HOLIDAY YOUR WAY
Good Times Come in Sundry Packages
After a restrictive holiday season last year most people were looking forward to a return to revelry in 2021, but plans to celebrate are as variable as the weather. Some people will go ahead and party hearty; others prefer small gatherings. Many want to show off their new cooking skills; others opt for the laid-back style of a potluck. Nostalgic for something grandma made, the full traditional spread will be the priority for some; others want to break free.
BIG OR SMALL, YOUR HOLIDAY SEASON WILL BE FUN FOR ALL
Picture yourself in a proper English tearoom, marking the holiday with an afternoon cream tea or full turkey dinner. Sparta House provides eat-in, take-out or delivery options. You can do tea for two, a staff party, or a family celebration surrounded by an international teapot collection in an historical building.
If you’re dreaming of a Dickensian holiday, this British tearoom may just hit the spot. “I decorate the tearoom for Christmas,” says Norma Roberts, co-owner with her husband Ken. “I do go a little mad on the decorations.
I think it’s an English thing.” The menu is traditional, ranging from pastries, scones and sandwiches to high tea with pot pies, quiche and scouse (a stew).

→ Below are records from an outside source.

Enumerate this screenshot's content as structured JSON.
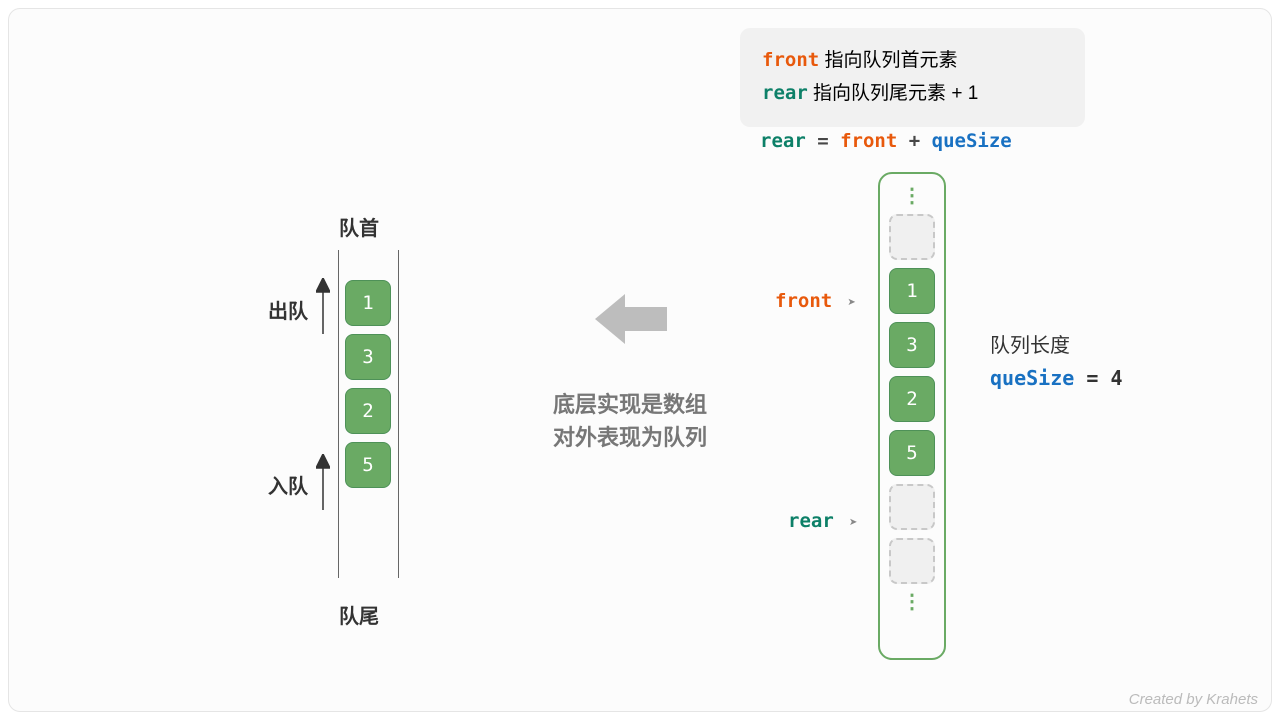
{
  "info_box": {
    "front_word": "front",
    "front_desc": " 指向队列首元素",
    "rear_word": "rear",
    "rear_desc": " 指向队列尾元素 + 1"
  },
  "formula": {
    "rear": "rear",
    "eq": " = ",
    "front": "front",
    "plus": " + ",
    "qs": "queSize"
  },
  "left_queue": {
    "head": "队首",
    "tail": "队尾",
    "dequeue": "出队",
    "enqueue": "入队",
    "values": [
      "1",
      "3",
      "2",
      "5"
    ]
  },
  "center": {
    "line1": "底层实现是数组",
    "line2": "对外表现为队列"
  },
  "right_array": {
    "front_label": "front",
    "rear_label": "rear",
    "pointer_glyph": "➤",
    "values": [
      "1",
      "3",
      "2",
      "5"
    ]
  },
  "qlen": {
    "label": "队列长度",
    "var": "queSize",
    "eq": " = ",
    "val": "4"
  },
  "credit": "Created by Krahets"
}
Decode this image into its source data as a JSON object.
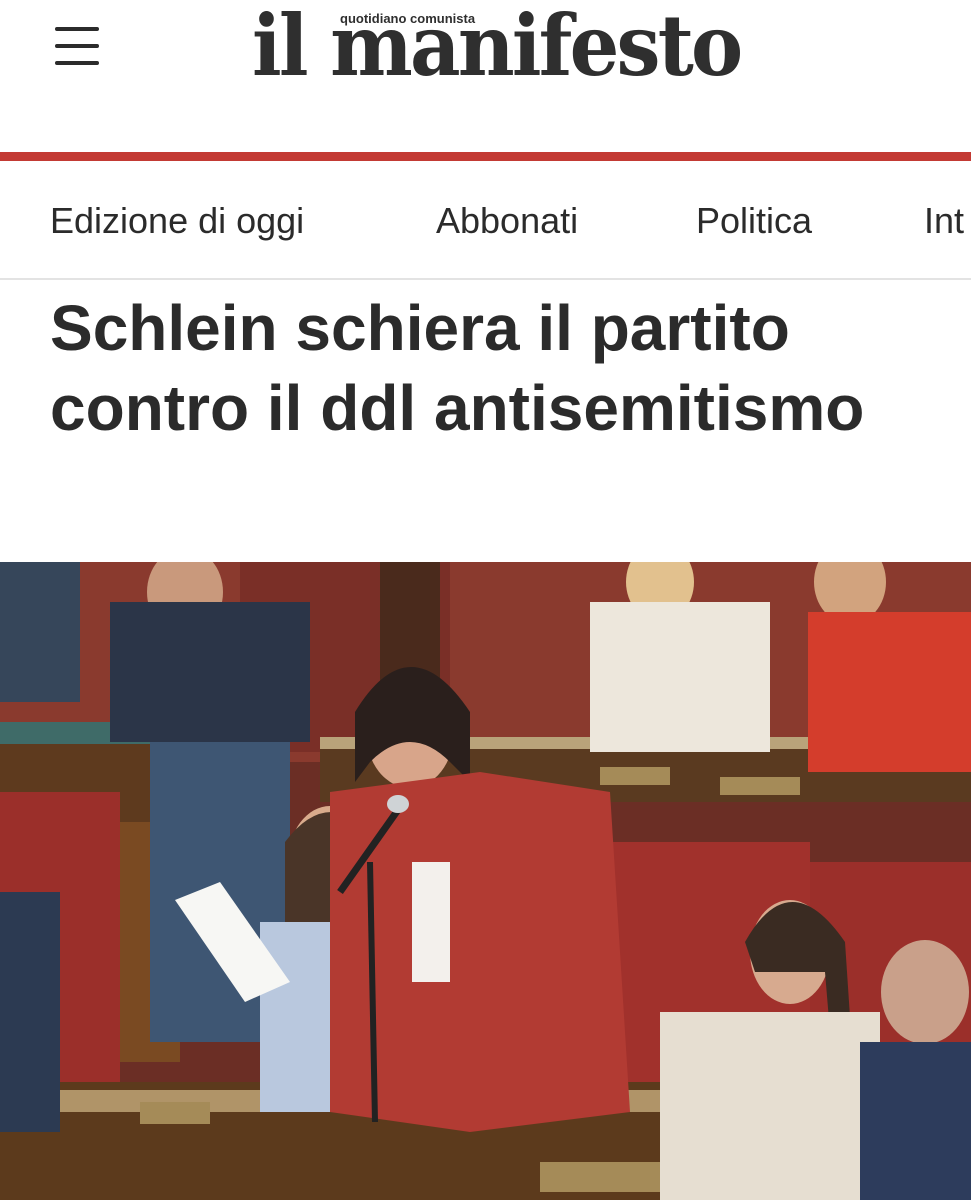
{
  "header": {
    "menu_icon": "hamburger-menu-icon",
    "logo_text": "il manifesto",
    "logo_tagline": "quotidiano comunista",
    "accent_color": "#c33a34"
  },
  "nav": {
    "items": [
      {
        "label": "Edizione di oggi"
      },
      {
        "label": "Abbonati"
      },
      {
        "label": "Politica"
      },
      {
        "label": "Int"
      }
    ]
  },
  "article": {
    "headline": "Schlein schiera il partito contro il ddl antisemitismo"
  }
}
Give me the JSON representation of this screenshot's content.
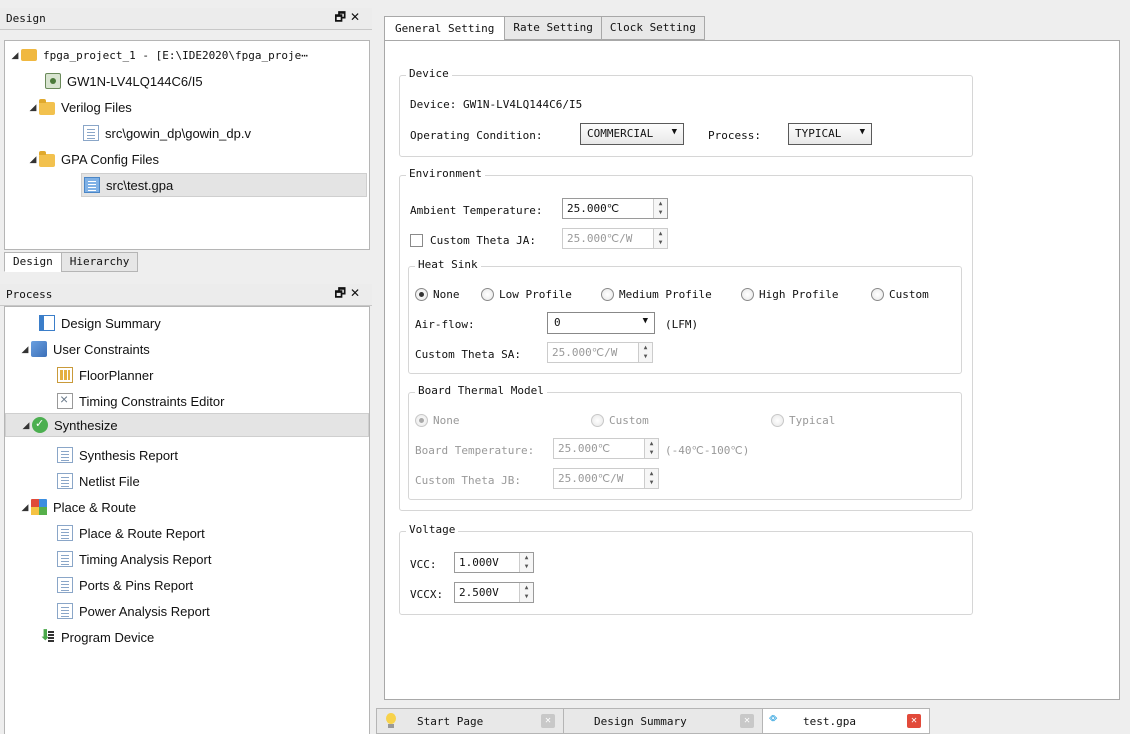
{
  "design_panel": {
    "title": "Design",
    "tree": [
      {
        "label": "fpga_project_1 - [E:\\IDE2020\\fpga_proje⋯",
        "depth": 0,
        "icon": "project-folder-icon",
        "expanded": true
      },
      {
        "label": "GW1N-LV4LQ144C6/I5",
        "depth": 1,
        "icon": "chip-icon"
      },
      {
        "label": "Verilog Files",
        "depth": 1,
        "icon": "folder-icon",
        "expanded": true
      },
      {
        "label": "src\\gowin_dp\\gowin_dp.v",
        "depth": 2,
        "icon": "file-icon"
      },
      {
        "label": "GPA Config Files",
        "depth": 1,
        "icon": "folder-icon",
        "expanded": true
      },
      {
        "label": "src\\test.gpa",
        "depth": 2,
        "icon": "gpa-file-icon",
        "selected": true
      }
    ],
    "tabs": [
      "Design",
      "Hierarchy"
    ]
  },
  "process_panel": {
    "title": "Process",
    "items": [
      {
        "label": "Design Summary",
        "depth": 1
      },
      {
        "label": "User Constraints",
        "depth": 0
      },
      {
        "label": "FloorPlanner",
        "depth": 1
      },
      {
        "label": "Timing Constraints Editor",
        "depth": 1
      },
      {
        "label": "Synthesize",
        "depth": 0
      },
      {
        "label": "Synthesis Report",
        "depth": 1
      },
      {
        "label": "Netlist File",
        "depth": 1
      },
      {
        "label": "Place & Route",
        "depth": 0
      },
      {
        "label": "Place & Route Report",
        "depth": 1
      },
      {
        "label": "Timing Analysis Report",
        "depth": 1
      },
      {
        "label": "Ports & Pins Report",
        "depth": 1
      },
      {
        "label": "Power Analysis Report",
        "depth": 1
      },
      {
        "label": "Program Device",
        "depth": 0
      }
    ]
  },
  "tabs": [
    "General Setting",
    "Rate Setting",
    "Clock Setting"
  ],
  "device": {
    "group": "Device",
    "device_text": "Device: GW1N-LV4LQ144C6/I5",
    "operating_label": "Operating Condition:",
    "operating_value": "COMMERCIAL",
    "process_label": "Process:",
    "process_value": "TYPICAL"
  },
  "environment": {
    "group": "Environment",
    "ambient_label": "Ambient Temperature:",
    "ambient_value": "25.000℃",
    "theta_ja_label": "Custom Theta JA:",
    "theta_ja_value": "25.000℃/W",
    "heat_sink": {
      "group": "Heat Sink",
      "options": [
        "None",
        "Low Profile",
        "Medium Profile",
        "High Profile",
        "Custom"
      ],
      "selected": "None",
      "airflow_label": "Air-flow:",
      "airflow_value": "0",
      "airflow_unit": "(LFM)",
      "theta_sa_label": "Custom Theta SA:",
      "theta_sa_value": "25.000℃/W"
    },
    "board": {
      "group": "Board Thermal Model",
      "options": [
        "None",
        "Custom",
        "Typical"
      ],
      "selected": "None",
      "temp_label": "Board Temperature:",
      "temp_value": "25.000℃",
      "temp_range": "(-40℃-100℃)",
      "theta_jb_label": "Custom Theta  JB:",
      "theta_jb_value": "25.000℃/W"
    }
  },
  "voltage": {
    "group": "Voltage",
    "vcc_label": "VCC:",
    "vcc_value": "1.000V",
    "vccx_label": "VCCX:",
    "vccx_value": "2.500V"
  },
  "bottom_tabs": [
    "Start Page",
    "Design Summary",
    "test.gpa"
  ]
}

For the holidays, Roberts stays the course with turkey, gravy, stuffing and dessert. “You can pick up or we offer local delivery, and you can set it up at home,” she says.
“We have quite a few customers who feel this is like a second home. I’ve noticed people want to sit and have a visit more now – enjoy their friends’ company.”
"You can't go wrong with rose. Ever. A good rose drinks like a red at room temperature and like white when chilled. It's something that can pair across the board."
Slip away for a meal or a weekend to Port Stanley. “We have very cozy suites,” says Jean Vedova, owner of Kettle Creek Inn. Large living rooms with fireplaces and balconies, queen-sized beds and two-person whirlpool tubs can wash away the stress.
There are plenty of culinary temptations as well, says Vedova. The menu features local produce and Lake Erie fish. “Everything is done from scratch. Fish dishes, steak, burgers, pizza – we’re all over the road map with what we cover.”
One of two dining rooms is completely private for those who want an intimate gathering without all the fuss at home. The parlour holds 10, and the English pub offers a casual setting.
“This village has magic at all times. You can walk on the beach or explore the stores. You can feel safe about escaping.” Vedova says there is something for all holiday gatherings.
Or you can curl up with a good book by the fire and recharge. “One day is not enough. You have to calm down, unwind.”
Celebrate the season with a romantic getaway for two, a stress-free family dinner or a friends’ weekend.
BE CREATIVE AND FLEXIBLE
Food analysts say prepared food is a more important component to entertaining than ever. Hosts are looking for interesting specialty products – food and beverages to please the palate, create conversation and save time.
“When it comes to holiday entertaining (with wine), my suggestion is to buy a little extra,” says Jamie Quai, co-owner of Quai du Vin Estate Winery, referring to party wines. And don’t just buy your favourites.
“Everyone assumes their tastes are the average.” He recommends a broad selection and open several bottles. “Open one more bottle than people right at the beginning.
It gets the conversation going: "Have you tried…?” He’s not a fan of BYOB because the host knows the menu best and can choose accordingly.
“You can’t go wrong with rosé. Ever. A good rosé drinks like a red at room temperature and like white when chilled. It’s something that can pair across the board.”
Quai du Vin’s signature reds and whites are blends that offer more complexity, making them partners with more flavours.
“People are trading up in quality and price spectrum. They're not travelling, so they're looking for affordable luxuries," says Quai, adding “Don't stress about it. Everyone wants to throw a great party. Be responsible.”